Lean, mean, clean and empty-hearted, “Fire Birds” (citywide) is a video-game recruiting poster with a bomb ticking inside--a bomb that never goes off.
Nicolas Cage and Tommy Lee Jones--two off-the-edge actors trapped in a world of spiffy impersonal technology--offer chances for a dramatic explosion. But around them is a world that might have been dreamed up by a teen-age Dr. Strangelove: a realm of clanging, metallic corridors and open skies, of shiny militarism, state-of-the-art hardware, salty old cliches--even what seems to be the hundredth reincarnation of the Red Baron--dredged up perfunctorily from every “rite of passage” war movie since “Wings.” (“Wings” was better.)
The people who made this movie probably wouldn’t be insulted if you told them they were trying a blatant “Top Gun” knock-off. They might smile and say anxiously: “Yeah! yeah! Did we make it?”
“Fire Birds’ ” raison d’etre seems to be to show off state-of-the-art military hardware--notably the Army’s AH-64A attack helicopter, the Apache, armed, according to the press book, with “19 laser-guided hellfire missiles, rockets and a 30-millimeter chaingun.” There’s a certain elemental excitement to the movie, mostly in the last 20 minutes, but it’s so slick and vacuous that watching it is like dropping down an aluminum slide.
The Apaches, clearly the stars of the film, are posed hovering against scarlet or yellow skies in a veil of heat shimmer, ready to blast enemy copters out of the air. Meanwhile, on the ground, three story men--including “Platoon” adviser Dale Dye and two more scenarists working independently--have churned up the old plot about the sexy, rebellious, crack pilot, his sexy, rebellious girlfriend and the thorny old pro who rides the hero and feels he’s losing it. Way out there in South America a band of omnipotent drug czars referred to mostly as “The Cartel"--to avoid lawsuits from Medellin?--wait to shoot up the place.

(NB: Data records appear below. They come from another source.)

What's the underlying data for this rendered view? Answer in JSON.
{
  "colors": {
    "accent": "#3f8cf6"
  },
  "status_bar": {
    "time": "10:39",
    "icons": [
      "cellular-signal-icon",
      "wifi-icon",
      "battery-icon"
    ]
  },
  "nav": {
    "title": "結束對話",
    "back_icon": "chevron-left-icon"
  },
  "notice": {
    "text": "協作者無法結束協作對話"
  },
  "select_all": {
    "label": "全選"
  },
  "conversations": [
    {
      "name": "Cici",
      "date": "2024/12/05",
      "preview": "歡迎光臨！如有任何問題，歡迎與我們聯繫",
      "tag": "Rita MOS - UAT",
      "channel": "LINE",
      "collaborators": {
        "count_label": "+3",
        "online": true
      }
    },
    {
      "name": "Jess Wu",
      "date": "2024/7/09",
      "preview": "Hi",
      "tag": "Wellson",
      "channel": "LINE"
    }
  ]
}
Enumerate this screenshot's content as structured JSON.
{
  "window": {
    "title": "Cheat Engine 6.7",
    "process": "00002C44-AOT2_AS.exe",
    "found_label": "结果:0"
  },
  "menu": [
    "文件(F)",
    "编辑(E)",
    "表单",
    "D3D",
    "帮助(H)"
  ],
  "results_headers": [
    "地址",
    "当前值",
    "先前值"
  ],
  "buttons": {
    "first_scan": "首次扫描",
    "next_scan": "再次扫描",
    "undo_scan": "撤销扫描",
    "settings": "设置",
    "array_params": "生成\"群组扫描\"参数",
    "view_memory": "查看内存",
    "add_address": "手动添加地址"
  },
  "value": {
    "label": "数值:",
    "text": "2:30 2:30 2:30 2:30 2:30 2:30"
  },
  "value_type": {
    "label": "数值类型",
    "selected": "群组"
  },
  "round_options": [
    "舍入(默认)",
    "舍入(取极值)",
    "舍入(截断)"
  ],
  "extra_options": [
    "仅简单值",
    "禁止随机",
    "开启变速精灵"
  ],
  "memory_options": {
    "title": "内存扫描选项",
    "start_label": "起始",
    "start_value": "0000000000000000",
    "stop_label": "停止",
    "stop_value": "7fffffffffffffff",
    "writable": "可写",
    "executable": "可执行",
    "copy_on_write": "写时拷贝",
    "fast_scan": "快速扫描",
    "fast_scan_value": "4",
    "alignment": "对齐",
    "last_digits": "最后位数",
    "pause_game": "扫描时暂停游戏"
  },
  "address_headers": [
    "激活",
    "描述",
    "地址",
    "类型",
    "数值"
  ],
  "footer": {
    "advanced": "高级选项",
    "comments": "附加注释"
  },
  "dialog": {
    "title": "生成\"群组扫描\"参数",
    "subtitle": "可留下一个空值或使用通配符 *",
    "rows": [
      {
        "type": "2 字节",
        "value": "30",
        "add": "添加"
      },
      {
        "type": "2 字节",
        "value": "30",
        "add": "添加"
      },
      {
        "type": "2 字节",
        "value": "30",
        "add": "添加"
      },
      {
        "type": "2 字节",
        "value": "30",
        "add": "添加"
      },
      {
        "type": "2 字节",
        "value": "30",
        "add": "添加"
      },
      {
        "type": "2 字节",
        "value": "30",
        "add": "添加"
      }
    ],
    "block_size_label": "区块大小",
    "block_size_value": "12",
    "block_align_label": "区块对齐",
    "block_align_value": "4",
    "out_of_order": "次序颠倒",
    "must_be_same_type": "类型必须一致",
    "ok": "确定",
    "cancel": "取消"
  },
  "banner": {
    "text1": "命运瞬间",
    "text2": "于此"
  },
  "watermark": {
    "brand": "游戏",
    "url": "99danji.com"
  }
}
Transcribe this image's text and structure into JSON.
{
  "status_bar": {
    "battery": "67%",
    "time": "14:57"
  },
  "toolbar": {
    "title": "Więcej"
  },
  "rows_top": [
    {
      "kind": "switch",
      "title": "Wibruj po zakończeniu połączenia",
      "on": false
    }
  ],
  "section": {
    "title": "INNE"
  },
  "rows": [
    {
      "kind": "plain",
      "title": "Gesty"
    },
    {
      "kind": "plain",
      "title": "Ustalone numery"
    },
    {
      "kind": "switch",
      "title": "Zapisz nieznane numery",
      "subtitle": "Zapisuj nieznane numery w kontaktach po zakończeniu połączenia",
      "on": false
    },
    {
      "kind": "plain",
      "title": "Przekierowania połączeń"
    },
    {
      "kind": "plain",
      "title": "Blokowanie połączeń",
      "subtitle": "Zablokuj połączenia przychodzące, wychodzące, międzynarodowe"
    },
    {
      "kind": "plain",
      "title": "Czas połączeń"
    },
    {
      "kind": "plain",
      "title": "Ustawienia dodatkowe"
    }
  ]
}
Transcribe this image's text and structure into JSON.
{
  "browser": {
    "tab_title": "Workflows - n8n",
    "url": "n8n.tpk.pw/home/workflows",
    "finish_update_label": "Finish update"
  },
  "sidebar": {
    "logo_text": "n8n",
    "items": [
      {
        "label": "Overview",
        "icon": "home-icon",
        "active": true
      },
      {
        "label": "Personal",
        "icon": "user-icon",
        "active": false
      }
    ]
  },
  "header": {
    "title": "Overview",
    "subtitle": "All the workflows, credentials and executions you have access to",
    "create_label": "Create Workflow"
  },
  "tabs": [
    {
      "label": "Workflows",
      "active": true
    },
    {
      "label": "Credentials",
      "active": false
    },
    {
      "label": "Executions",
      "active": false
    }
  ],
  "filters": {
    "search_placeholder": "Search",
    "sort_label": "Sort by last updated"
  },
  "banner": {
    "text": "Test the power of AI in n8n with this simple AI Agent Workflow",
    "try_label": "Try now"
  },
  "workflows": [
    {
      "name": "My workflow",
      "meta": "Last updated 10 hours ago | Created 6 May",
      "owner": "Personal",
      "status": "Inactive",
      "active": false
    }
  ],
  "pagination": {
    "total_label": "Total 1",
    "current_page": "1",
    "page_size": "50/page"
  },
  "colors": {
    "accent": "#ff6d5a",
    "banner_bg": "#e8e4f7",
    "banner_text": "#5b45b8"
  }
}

The movie is so shameless, it starts out with a quotation from George Bush. After this presidential benediction, we’re swooped into the skies over Latin America, where dazzled Army pilots run into the terrorist ace, Stoller. Soon, we’re back in those shadowy, metallic Army corridors--a real nightmare warren--with generals shuffling papers and musing over videos. Then we’re out on the training field, where hero Jake Preston (Cage) tackles two chores: getting back his old girlfriend (Sean Young) and conquering an eye-dominance problem with the help of a cardboard periscope and a pair of red panties tied to his head. Young, as Billie Lee Guthrie, is a pilot too; she drives the scout helicopter. Does this make her Tonto to Cage’s Lone Ranger?
As Jake, Cage begins the role rather straight and then gooses it up by creating a sort of Establishment psychopath, glowering and radiating cocky menace. It’s not a bad strategy. Tommy Lee Jones, handed enough corny lines for a half-season of X-rated “Hee Haw,” plays his role, Brad, as a tough old cornball--which works for him, but leaves the rest of the cast stranded with lines like “Listen up, gun bunnies; this is straight from the Buzz Man,” and no character flaws to explain them.
Tough heroines who fly and fight seem to be de rigueur for these movies, but the movie’s feminism has gaps. At the end, unless I went temporarily deaf--always a possibility, considering the bang-bang, dogfight climax--I thought I heard Tommy Lee Jones, pinned down in the rubble of his smashed copter, tutoring Sean Young in the assemblage of a heat-seeking missile launcher by telling her to put the part that looked like a coffee can next to the part that looked like a rolling pin.
In moments like this, director David Green, whose last film was the fairly sly heist comedy “Buster,” seems to have turned into a total “Top Gun” bunny: a dire fate even in a gonzo, rock ‘n’ roll recruiting poster movie like “Fire Birds” (rated PG-13 for violence and sexual innuendo).
A Touchstone Pictures presentation of a Nova International Films release. Producer William Badalato. Director David Green. Script Nick Thiel, Paul E. Edwards. Executive producers Arnold Kopelson, Keith Barish. Camera Tony Imi. Production design Joseph T. Garrity. Editors Jon Poll, Norman Buckley. Music David Newman. Co-producers John K. Swensson, Dale Dye. With Nicolas Cage, Tommy Lee Jones, Sean Young, Bryan Kestner, Dale Dye, Mary Ellen Trainor.
Running time: 1 hour, 25 minutes.
MPAA rating: PG-13 (parents are strongly cautioned; some material may be inappropriate for children under 13).